The portion of an enzyme that binds substrate molecules is known as the active site. This is critical for the catalytic activity of the enzyme.
Enzymes are proteins that reduce the activation energy of chemical reactions, allowing them to move much faster. They accomplish this by interacting with chemical reactants – the substrates – in ways that encourage them to undergo chemical reactions. This interaction takes place in the enzyme’s active site, where the substrates are bound to maximise their chances of reacting.
Active Site Specificity:
Ionic Charge : Positive and negative charges are attracted to each other. Similar charges, such as two positive charges, repel each other actively. Another way an enzyme active site might attract substrates or parts of substrates while rejecting others to obtain the perfect fit is through a mechanism known as repulsion.
Polarity : Non-polar molecules prefer other non-polar molecules, whereas polar molecules prefer other polar ones. Certain amino acids in the active site might therefore attract or repel different sections of the substrate, resulting in a better match.
Hydrophobicity or hydrophilicity : Opposites do not attract in this scenario. Instead, what attracts what draws. Hydrophilic amino acids attract hydrophilic substrates, while hydrophobic amino acids attract other hydrophobic compounds.
Size and shape of the active site : The active sites of enzymes are structured in such a way that they can only ‘fit’ with specific substrates.
Some vitamins and minerals are necessary because they act as cofactors, assisting enzymes in binding to their substrates. Enzymes involved in energy production, for example, utilise various B vitamins as cofactors.
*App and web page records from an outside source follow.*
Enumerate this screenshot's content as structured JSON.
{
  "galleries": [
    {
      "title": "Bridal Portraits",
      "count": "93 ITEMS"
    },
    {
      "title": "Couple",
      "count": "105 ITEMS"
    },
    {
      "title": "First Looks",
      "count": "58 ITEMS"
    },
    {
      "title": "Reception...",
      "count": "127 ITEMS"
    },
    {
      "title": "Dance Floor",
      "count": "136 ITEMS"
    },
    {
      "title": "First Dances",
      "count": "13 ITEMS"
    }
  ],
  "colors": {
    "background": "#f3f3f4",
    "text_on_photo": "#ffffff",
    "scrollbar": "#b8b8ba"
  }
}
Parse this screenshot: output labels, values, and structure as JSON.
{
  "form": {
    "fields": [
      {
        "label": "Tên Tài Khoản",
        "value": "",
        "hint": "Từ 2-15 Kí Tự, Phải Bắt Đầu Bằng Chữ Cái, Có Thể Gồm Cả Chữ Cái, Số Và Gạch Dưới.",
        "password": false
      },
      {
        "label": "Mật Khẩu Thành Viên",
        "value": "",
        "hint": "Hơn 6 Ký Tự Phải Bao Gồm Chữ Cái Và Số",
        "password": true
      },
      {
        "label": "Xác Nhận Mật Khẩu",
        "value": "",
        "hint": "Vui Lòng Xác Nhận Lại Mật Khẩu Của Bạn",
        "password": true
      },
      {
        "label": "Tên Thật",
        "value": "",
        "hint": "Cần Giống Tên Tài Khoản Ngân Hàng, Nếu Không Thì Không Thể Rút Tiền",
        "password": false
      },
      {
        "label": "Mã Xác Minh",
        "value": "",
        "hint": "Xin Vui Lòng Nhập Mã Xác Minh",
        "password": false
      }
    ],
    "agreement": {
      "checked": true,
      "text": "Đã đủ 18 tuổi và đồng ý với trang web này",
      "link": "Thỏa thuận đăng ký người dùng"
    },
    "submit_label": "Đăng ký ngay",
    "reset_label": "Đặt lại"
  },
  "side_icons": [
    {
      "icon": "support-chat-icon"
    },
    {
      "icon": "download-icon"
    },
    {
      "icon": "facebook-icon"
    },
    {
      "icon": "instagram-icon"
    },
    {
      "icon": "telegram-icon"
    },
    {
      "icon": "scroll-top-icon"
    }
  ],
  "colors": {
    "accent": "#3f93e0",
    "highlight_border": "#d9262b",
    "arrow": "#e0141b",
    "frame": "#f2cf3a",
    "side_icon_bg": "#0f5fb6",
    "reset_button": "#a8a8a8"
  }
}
That’s why B vitamins are found in many energy “shots” and supplements.
The Active Site’s Features
- The active site is a three-dimensional cleft produced by groups from various amino acid sequences.
- The active site of an enzyme occupies a modest portion of the total volume of the enzyme.
- Clefts or crevices are active locations.
- Multiple weak attractions bind substrates to enzymes.
- Binding specificity is determined by the precise arrangement of atoms in an active site.
The Process :
An enzyme will bind to one or more reactant molecules in order to catalyse a process. The enzyme’s substrates are those compounds.
One substrate can be broken down into a number of products in some reactions. In other cases, two substrates are combined to form a bigger molecule or portions are swapped. In fact, there is most likely an enzyme to speed up any biological reaction you can think of!
The active site (where the catalytic “activity” takes place) is the region of the enzyme that binds the substrate.
Proteins are formed up of units called amino acids, and the amino acids that make up the active site in enzymes give it its properties. These amino acids can have large or small side chains, acidic or basic, hydrophilic or hydrophobic side chains.
The active site’s amino acid composition, as well as their relative placements in 3D space, give it a distinct size, shape, and chemical behaviour. An enzyme’s active site is specifically designed to bind to a specific target—the enzyme’s substrate or substrates—and assist them in undergoing a chemical reaction thanks to these amino acids.
Binding Theories :
Lock and Key Model :
Emil Fischer, a 19th-century chemist, proposed this concept. He claimed that the active site and substrate are two stable structures that, like a key and a lock, fit together properly without any further change. The interactions between substrates will be strongest if one perfectly binds to its active site, resulting in high catalytic efficiency.
As time passed, the model’s shortcomings became apparent. The competitive enzyme inhibitor methylglucoside, for example, can bind tightly and precisely to the active site of 4-alpha-glucanotransferase. On methylglucoside, however, 4-alpha-glucanotransferase is inactive, and no glycosyl transfer occurs. Because of its strong binding, the Lock and Key hypothesis cannot explain this, as it would predict a high efficiency of methylglucoside glycosyl transfer. Apart from competitive inhibition, this theory is unable to explain the mechanism of non-competitive inhibitors, which do not bind to the active site yet nonetheless influence catalytic activity.
Induced Fit :
The active site and the binding part of the substrate are not exactly complementary, according to Daniel Koshland’s theory of enzyme-substrate binding. The induced fit model is a variation on the lock-and-key model, in which an active site is flexible and changes form until the substrate is completely bound. This model works in the same way that a glove does: the glove changes shape to fit the hand. The enzyme’s shape attracts its substrate at first. The surface of an enzyme is flexible, and only the right catalyst may cause interaction, which leads to catalysis. As the substrate is bound, conformational changes may occur. The reaction products will move away from the enzyme after the reaction, and the active site will revert to its original structure. The fact that the entire protein domain can migrate several nanometers during catalysis supports this notion. This mobility of the protein surface can lead to the formation of microenvironments that are conducive to catalysis.
The active site is a groove or pocket created by the protein’s folding structure. This region of the enzyme is the only one that binds to the substrate. The enzyme-substrate complex has a three-dimensional structure. Because of this, as well as the chemical features of the amino acids and co-factors, only a single substrate may bind to the site, making it specific to individual proteins.